Whether the drug test was a violation of petitioner’s right to privacy and right against self-incrimination.
Yes. The drug test is not covered by allowable non-testimonial compulsion. The constitutional right of an accused against self-incrimination proscribes the use of physical or moral compulsion to extort communications from the accused and not the inclusion of his body in evidence when it may be material. Purely mechanical acts are not included in the prohibition as the accused does not thereby speak of his guilt, hence the assistance and guiding hand of counsel is not required. The essence of the right against self-incrimination is testimonial compulsion, that is, the giving of evidence against himself through a testimonial act. The RTC and the CA, therefore, both erred when they held that the extraction of petitioner’s urine for purposes of drug testing was merely a mechanical act, hence, falling outside the concept of a custodial investigation. In the present case, though, the petitioner was arrested for extortion; he resisted having his urine sample taken; and finally, his urine sample was the only available evidence that was used as basis for his conviction for the use of illegal drugs.

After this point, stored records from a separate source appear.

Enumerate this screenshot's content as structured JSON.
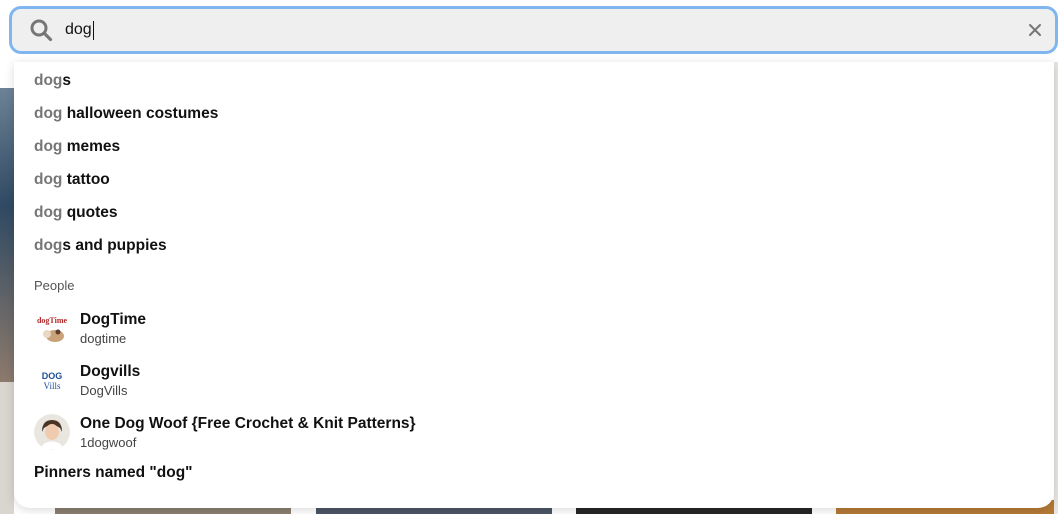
{
  "search": {
    "value": "dog",
    "clear_icon": "close-icon",
    "search_icon": "search-icon"
  },
  "suggestions": [
    {
      "match": "dog",
      "rest": "s"
    },
    {
      "match": "dog",
      "rest": " halloween costumes"
    },
    {
      "match": "dog",
      "rest": " memes"
    },
    {
      "match": "dog",
      "rest": " tattoo"
    },
    {
      "match": "dog",
      "rest": " quotes"
    },
    {
      "match": "dog",
      "rest": "s and puppies"
    }
  ],
  "people_section": {
    "label": "People",
    "people": [
      {
        "name": "DogTime",
        "username": "dogtime",
        "avatar_text": "dogTime"
      },
      {
        "name": "Dogvills",
        "username": "DogVills",
        "avatar_text_1": "DOG",
        "avatar_text_2": "Vills"
      },
      {
        "name": "One Dog Woof {Free Crochet & Knit Patterns}",
        "username": "1dogwoof"
      }
    ]
  },
  "pinners_link": "Pinners named \"dog\"",
  "colors": {
    "focus_ring": "#7fb6ef",
    "search_bg": "#efefef",
    "match_text": "#767676"
  }
}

In the face of these constitutional guarantees, we cannot condone drug testing of all arrested persons regardless of the crime or offense for which the arrest is being made. Law enforcement agents, must, however, be constantly mindful of the reasonable limits of their authority, because it is not unlikely that in their clear intent to purge society of its lawless elements, they may be knowingly or unknowingly transgressing the protected rights of its citizens including even members of its own police force